Nutrition Changes Bring Relief to Rheumatoid Arthritis Sufferers
WebMD News Archive
Nov. 19, 1999 (Boston) -- The debilitating effects of chronic rheumatoid arthritis can be softened -- if not always to a great degree -- by nutrition and exercise, according to Ronenn Roubenoff, MD, a nutritionist at the Tufts University School of Medicine. Roubenoff spoke to an audience of doctors here this week at a meeting of the American College of Rheumatology.
People with rheumatoid arthritis have twice the risk of dying compared to the general population, Roubenoff said. Reduced muscle mass contributes to that risk. The average 70-year-old has 30% less muscle than the average 25-year-old, said Roubenoff, and "if you lose 40%, you die."
Lack of muscle reserves, Roubenoff said, is one reason an elderly person who lands in the ICU after getting hit by a truck is so much more likely to die than a young person. "People who are acutely ill stop eating," said Roubenoff. But while fasting puts a normal, healthy person into a metabolic mode that burns fat and spares protein, under the stress of major trauma or illness, the body burns its own protein.
People with rheumatoid arthritis need to eat more protein than normal, healthy individuals, said Roubenoff, who recommends eating about 2.7 ounces of protein daily. That's roughly equivalent to one 4 ounce chicken breast or two servings of beans.
But simply eating more protein does not result in increased stores of protein in the body, said Roubenoff.
The problem is that the body stores protein as fat, because muscle is not being built. Resistance exercise -- which involves leg lifts and arm exercises using weights -- helps build muscle so that protein can be stored.
Also, certain important B vitamins are often deficient in people with rheumatoid arthritis, Roubenoff said. "The three we worry about are B6, B12, and folate. Supplements are important, particularly for elderly people, some of whom lose the ability to absorb B12 from food. "They can still absorb it from pills," said Roubenoff.

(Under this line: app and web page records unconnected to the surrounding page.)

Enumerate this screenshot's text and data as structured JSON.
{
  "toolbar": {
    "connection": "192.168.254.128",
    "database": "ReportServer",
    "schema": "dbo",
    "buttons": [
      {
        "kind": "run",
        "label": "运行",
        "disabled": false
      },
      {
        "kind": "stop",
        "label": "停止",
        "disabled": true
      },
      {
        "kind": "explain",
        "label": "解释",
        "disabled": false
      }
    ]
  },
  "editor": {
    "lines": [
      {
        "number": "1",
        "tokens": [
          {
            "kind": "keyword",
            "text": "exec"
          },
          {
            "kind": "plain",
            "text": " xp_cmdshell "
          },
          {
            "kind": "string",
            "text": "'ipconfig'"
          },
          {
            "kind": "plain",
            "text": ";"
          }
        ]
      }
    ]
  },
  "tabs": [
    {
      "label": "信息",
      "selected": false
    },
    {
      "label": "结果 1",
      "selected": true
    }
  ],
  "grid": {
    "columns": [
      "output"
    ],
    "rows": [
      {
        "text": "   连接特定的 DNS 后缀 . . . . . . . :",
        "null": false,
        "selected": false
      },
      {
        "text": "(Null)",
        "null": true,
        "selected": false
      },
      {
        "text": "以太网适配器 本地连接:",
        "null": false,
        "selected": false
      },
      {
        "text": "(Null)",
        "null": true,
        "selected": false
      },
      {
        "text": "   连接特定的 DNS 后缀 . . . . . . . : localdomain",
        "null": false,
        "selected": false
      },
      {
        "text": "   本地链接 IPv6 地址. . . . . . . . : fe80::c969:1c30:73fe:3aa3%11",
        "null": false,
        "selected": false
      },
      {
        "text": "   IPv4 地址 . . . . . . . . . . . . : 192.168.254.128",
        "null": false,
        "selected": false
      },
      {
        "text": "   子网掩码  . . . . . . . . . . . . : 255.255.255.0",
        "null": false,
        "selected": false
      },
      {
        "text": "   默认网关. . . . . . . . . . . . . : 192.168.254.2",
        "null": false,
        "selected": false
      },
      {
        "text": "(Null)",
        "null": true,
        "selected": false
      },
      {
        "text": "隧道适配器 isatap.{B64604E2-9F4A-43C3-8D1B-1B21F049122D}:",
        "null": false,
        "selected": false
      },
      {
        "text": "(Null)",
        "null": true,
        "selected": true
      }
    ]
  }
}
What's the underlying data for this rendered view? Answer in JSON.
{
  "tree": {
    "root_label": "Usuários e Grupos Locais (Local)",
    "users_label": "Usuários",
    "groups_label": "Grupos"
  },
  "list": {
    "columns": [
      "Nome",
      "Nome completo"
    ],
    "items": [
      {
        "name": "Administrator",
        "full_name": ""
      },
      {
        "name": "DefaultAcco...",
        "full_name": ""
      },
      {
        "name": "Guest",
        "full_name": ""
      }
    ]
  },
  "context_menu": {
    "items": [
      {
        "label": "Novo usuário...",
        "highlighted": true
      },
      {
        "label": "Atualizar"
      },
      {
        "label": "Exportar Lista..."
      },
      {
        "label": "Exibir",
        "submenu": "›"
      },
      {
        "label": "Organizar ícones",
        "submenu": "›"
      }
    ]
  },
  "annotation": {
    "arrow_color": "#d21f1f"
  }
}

Much of the damage rheumatoid arthritis inflicts upon the body is probably the result of so-called "free radicals," said Roubenoff. Free radicals are fast-moving, destructive atoms -- created by smoking, inhaling pollutants, or being exposed to ultraviolet radiation from the sun. Free radicals circulate through the body, damaging cells, and are believed to cause many chronic diseases including rheumatoid arthritis, heart disease, cancer, Alzheimer's disease, and Parkinson's disease.